'The Last Jedi' Leaves No Time to Mourn Han Solo

Han Solo in 1977's "Star Wars"
Han Solo, we missed you in "The Last Jedi"! Here's everyone's favorite smuggler in a scene from "Star Wars" in 1977. Mondadori Portfolio via Getty Images

"Star Wars: The Last Jedi," is the first time we've seen a "Star Wars" film open immediately after the previous one. The longest gaps between films spanned decades, the shortest gaps less than a year, but time had always passed.

"The Last Jedi" picks up moments after "The Force Awakens" ended, and that ending was bleak. The center of government in the galaxy was destroyed. An entire sun was consumed, and a planet blown up. But most devastating of all was the death of Han Solo.


The death of Han Solo, murdered at the hands of Kylo Ren, his own son, was a seismic event in terms of "Star Wars." From the 1977 debut of the first film, Han Solo has been one of the most popular characters in the franchise. Brought to life by Harrison Ford, Solo was a charming rogue and smuggler who reluctantly joined the Rebellion against the Empire. But for the characters in the "Star Wars" universe, the pace of "The Last Jedi" leaves them no time to mourn.

"The Last Jedi" opens moments after "The Force Awakens" ends, and Oscar Isaac, who plays the pilot Poe Dameron, said at the press conference that there was just no time for worrying about Han's death. "It's a dire situation and the Resistance is on its last legs. We're trying to survive, and the First Order is right on top of us. It's like war, and you have to keep moving and fight to survive. Everything that happens in 'The Force Awakens' just keeps pushing and reaches a critical mass."

John Boyega, who plays Finn, agreed. "We're just keeping it moving. The pressure is on. That was the thing that was unique to me about this movie is the commentary on war. There hasn't been a 'Star Wars' movie yet that handles war like this one does. It's messy. In terms of Han, we all feel sentimental, but Finn has a back injury, he's got stuff to do."

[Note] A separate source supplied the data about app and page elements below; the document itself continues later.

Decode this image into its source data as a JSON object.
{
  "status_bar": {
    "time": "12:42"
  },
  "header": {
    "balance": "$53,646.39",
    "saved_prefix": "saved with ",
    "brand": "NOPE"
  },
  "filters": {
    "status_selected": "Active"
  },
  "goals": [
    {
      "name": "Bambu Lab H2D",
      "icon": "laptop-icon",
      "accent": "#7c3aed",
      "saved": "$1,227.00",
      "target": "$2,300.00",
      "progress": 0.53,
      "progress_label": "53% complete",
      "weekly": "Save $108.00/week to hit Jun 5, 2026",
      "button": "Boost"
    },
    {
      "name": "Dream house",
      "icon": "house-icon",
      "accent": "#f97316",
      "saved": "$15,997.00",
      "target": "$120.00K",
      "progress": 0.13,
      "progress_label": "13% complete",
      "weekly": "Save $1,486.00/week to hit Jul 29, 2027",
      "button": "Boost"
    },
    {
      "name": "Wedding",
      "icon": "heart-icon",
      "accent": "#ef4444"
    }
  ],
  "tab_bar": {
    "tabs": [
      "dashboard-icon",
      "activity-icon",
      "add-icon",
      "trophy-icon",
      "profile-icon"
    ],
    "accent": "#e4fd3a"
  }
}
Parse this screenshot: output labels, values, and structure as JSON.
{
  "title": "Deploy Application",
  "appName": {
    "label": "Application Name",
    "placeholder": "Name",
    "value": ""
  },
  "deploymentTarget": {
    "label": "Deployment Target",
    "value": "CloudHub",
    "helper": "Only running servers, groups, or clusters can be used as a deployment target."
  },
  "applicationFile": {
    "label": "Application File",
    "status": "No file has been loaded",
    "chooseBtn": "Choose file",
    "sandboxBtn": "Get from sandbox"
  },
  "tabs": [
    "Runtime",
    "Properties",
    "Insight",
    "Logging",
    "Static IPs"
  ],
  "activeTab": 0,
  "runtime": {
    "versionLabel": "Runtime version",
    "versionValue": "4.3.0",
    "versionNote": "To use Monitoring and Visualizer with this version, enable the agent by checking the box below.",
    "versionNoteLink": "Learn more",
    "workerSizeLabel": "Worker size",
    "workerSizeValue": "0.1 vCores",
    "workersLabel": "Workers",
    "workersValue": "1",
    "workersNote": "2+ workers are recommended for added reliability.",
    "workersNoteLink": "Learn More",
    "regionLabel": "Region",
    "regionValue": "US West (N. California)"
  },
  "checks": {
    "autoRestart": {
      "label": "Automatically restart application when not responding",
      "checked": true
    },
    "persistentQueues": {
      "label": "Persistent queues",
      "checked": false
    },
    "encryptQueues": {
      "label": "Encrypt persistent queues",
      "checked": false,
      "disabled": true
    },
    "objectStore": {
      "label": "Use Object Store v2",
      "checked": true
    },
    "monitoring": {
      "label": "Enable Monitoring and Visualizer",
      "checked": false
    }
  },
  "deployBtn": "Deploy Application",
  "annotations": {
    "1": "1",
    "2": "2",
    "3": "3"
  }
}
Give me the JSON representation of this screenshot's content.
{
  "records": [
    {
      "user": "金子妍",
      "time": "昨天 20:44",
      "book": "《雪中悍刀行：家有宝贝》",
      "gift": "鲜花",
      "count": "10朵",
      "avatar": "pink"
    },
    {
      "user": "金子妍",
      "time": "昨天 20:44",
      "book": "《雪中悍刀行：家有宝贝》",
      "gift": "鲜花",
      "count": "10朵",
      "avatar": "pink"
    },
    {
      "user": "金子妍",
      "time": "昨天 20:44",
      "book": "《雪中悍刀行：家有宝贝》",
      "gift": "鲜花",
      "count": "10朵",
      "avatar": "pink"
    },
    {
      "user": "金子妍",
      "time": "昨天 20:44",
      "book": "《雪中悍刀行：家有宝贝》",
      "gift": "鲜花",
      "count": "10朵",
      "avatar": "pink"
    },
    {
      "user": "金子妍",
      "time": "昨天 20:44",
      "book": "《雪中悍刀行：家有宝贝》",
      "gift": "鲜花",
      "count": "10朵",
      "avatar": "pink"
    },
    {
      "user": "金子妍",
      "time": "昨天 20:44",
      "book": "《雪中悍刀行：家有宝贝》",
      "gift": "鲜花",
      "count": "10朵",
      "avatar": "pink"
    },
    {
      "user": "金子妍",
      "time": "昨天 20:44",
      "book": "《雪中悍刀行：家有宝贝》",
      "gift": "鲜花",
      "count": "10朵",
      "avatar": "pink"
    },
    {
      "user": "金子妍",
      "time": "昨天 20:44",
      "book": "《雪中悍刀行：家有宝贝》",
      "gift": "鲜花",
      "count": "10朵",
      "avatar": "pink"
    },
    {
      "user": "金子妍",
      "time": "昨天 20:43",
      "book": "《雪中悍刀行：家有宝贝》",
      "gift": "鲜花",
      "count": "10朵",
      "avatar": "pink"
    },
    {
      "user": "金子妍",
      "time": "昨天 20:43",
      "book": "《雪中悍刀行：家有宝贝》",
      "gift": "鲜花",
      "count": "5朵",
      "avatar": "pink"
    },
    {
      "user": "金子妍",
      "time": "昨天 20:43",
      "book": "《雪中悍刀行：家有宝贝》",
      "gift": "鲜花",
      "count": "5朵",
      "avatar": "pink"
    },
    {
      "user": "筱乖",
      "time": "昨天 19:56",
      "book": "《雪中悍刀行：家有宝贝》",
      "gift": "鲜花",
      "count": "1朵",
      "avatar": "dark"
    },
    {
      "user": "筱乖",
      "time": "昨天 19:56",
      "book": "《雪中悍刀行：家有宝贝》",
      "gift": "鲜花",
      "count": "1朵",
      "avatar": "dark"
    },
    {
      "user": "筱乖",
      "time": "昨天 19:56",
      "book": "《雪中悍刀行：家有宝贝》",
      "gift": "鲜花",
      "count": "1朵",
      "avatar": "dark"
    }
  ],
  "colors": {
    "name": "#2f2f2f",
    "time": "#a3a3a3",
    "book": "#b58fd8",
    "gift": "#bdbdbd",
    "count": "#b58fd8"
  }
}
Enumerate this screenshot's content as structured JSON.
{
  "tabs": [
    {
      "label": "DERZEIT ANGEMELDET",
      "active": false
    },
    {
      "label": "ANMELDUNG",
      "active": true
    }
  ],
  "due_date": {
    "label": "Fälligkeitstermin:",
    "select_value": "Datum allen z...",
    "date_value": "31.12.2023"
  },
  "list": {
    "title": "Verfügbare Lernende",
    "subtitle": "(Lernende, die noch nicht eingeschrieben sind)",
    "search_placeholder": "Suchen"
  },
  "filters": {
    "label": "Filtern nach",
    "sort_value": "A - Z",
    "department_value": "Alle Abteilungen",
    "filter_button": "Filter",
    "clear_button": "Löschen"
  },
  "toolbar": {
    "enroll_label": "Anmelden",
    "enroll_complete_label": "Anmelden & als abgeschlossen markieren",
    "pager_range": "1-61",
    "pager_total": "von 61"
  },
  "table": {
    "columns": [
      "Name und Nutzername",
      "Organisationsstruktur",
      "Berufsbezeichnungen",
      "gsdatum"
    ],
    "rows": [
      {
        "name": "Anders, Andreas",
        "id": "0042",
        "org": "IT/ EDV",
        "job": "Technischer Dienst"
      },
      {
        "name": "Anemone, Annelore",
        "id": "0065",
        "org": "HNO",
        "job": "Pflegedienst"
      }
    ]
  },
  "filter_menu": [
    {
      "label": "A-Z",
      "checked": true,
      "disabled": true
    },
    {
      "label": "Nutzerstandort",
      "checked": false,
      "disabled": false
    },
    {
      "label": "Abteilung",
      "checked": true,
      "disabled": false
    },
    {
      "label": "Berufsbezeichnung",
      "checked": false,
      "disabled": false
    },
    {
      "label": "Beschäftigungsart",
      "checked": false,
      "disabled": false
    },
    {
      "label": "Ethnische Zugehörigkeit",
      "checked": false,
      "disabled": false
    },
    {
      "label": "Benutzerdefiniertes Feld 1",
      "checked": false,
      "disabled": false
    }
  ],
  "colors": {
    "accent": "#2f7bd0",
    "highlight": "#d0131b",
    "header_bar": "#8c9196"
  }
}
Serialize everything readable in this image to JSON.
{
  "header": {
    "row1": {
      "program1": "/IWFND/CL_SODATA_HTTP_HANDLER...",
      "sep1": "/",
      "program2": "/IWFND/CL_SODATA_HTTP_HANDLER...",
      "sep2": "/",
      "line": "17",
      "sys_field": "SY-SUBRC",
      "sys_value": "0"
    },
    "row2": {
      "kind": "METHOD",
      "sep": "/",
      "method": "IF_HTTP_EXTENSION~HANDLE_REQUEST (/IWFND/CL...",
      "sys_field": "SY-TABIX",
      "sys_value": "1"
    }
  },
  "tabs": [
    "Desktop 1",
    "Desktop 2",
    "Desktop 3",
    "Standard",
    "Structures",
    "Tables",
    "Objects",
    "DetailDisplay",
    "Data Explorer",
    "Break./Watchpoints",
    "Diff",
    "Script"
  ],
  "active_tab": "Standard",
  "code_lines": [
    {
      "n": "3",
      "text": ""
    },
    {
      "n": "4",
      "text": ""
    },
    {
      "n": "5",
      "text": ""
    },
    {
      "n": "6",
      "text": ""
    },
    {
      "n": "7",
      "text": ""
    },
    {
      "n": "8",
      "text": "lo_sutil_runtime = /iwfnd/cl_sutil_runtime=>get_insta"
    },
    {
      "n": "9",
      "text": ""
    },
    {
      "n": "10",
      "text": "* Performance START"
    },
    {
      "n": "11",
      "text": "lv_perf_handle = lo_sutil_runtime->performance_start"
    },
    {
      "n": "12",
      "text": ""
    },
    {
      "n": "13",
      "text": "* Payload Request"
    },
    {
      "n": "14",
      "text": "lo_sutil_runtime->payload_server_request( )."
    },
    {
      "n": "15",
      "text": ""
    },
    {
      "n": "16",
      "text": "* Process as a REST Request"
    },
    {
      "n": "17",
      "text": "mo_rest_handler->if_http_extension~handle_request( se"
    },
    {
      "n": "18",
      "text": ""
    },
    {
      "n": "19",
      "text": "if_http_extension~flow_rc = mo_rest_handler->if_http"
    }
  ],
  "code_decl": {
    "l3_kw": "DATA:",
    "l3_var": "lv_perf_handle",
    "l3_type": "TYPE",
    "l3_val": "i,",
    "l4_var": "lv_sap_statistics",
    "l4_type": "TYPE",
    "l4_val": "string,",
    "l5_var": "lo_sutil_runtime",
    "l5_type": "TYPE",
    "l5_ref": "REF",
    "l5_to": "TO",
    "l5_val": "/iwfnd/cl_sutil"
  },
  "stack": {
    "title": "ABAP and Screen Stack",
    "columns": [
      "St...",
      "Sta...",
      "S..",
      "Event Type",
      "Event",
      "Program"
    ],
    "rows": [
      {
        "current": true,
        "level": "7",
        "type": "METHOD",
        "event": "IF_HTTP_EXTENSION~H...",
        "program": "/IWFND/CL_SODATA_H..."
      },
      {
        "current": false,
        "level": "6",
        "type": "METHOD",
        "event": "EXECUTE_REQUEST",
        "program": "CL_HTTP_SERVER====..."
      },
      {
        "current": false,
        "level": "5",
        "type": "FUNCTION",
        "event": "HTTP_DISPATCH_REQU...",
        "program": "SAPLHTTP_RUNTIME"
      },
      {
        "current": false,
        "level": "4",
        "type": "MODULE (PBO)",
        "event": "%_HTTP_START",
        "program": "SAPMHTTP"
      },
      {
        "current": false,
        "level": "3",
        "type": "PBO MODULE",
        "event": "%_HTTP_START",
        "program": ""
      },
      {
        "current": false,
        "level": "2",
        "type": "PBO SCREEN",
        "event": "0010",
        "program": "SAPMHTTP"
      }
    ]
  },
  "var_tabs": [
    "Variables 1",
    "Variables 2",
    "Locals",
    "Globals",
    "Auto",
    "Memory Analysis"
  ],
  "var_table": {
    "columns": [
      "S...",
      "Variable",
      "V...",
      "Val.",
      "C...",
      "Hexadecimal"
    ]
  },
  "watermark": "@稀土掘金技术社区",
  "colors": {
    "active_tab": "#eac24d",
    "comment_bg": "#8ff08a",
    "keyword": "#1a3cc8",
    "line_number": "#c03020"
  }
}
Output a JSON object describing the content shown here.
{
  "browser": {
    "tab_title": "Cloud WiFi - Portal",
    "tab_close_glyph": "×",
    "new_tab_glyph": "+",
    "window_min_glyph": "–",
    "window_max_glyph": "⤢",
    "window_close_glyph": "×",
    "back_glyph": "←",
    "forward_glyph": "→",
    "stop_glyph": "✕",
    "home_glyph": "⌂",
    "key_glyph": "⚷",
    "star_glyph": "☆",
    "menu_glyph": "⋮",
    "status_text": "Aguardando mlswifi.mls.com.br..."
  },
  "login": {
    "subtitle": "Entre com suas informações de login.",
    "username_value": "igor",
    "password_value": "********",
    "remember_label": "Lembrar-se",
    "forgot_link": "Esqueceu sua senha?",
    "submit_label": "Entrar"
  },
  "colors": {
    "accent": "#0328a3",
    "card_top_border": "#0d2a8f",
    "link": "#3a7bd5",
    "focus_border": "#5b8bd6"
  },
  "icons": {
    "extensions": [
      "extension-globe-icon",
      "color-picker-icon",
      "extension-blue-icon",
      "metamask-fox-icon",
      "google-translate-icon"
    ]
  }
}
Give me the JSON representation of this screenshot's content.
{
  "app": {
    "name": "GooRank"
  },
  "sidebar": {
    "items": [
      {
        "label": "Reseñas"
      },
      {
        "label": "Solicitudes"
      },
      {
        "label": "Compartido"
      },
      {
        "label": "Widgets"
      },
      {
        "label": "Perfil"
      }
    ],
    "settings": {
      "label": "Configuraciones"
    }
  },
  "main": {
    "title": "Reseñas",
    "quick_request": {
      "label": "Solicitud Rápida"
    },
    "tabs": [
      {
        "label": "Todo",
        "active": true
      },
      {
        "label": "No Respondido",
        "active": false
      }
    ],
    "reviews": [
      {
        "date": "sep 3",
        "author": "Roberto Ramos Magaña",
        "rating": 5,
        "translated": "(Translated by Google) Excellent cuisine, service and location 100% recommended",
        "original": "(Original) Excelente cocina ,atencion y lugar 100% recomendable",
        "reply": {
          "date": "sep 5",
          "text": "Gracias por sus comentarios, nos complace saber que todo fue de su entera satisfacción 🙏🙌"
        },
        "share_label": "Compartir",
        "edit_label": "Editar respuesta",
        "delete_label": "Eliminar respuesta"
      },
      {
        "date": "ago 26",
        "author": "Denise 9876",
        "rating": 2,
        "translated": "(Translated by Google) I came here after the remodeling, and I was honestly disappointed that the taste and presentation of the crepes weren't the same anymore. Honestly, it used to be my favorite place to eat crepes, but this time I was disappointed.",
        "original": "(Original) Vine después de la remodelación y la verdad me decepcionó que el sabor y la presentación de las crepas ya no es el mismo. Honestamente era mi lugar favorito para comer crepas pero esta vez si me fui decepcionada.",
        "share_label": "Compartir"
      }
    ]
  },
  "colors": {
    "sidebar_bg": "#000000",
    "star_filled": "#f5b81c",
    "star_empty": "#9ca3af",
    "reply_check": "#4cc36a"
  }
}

But Daisy Ridley, who plays Rey, had a different perspective, insisting that Solo's death profoundly affected her character. "Rey is very much affected by Han's death. Rey has been alone for a very long time and Han without trying to, she seeks something in him because there's an intimacy and something there she never dreamed of, and it's snatched away. For Rey, she has some time to ask some questions and wonder what it is that would lead someone [like Kylo Ren] to do something like that."

For General Leia, it won't be the first time she'll have to shelve her mournful feelings to fight the war. In the original "Star Wars," after watching the destruction of her home planet of Alderaan, she still has to get the Death Star plans to the Rebels. "There are no time for our sorrows," she told Commander Willard once she arrived on Yavin. And with the First Order bearing down on her at the end of "The Force Awakens," she'll have to find another time to deal with them as well.

But there's every chance that "The Last Jedi" will end in an even more dire situation than "The Force Awakens" did. And these characters might have so much more to mourn later — when they finally find the time.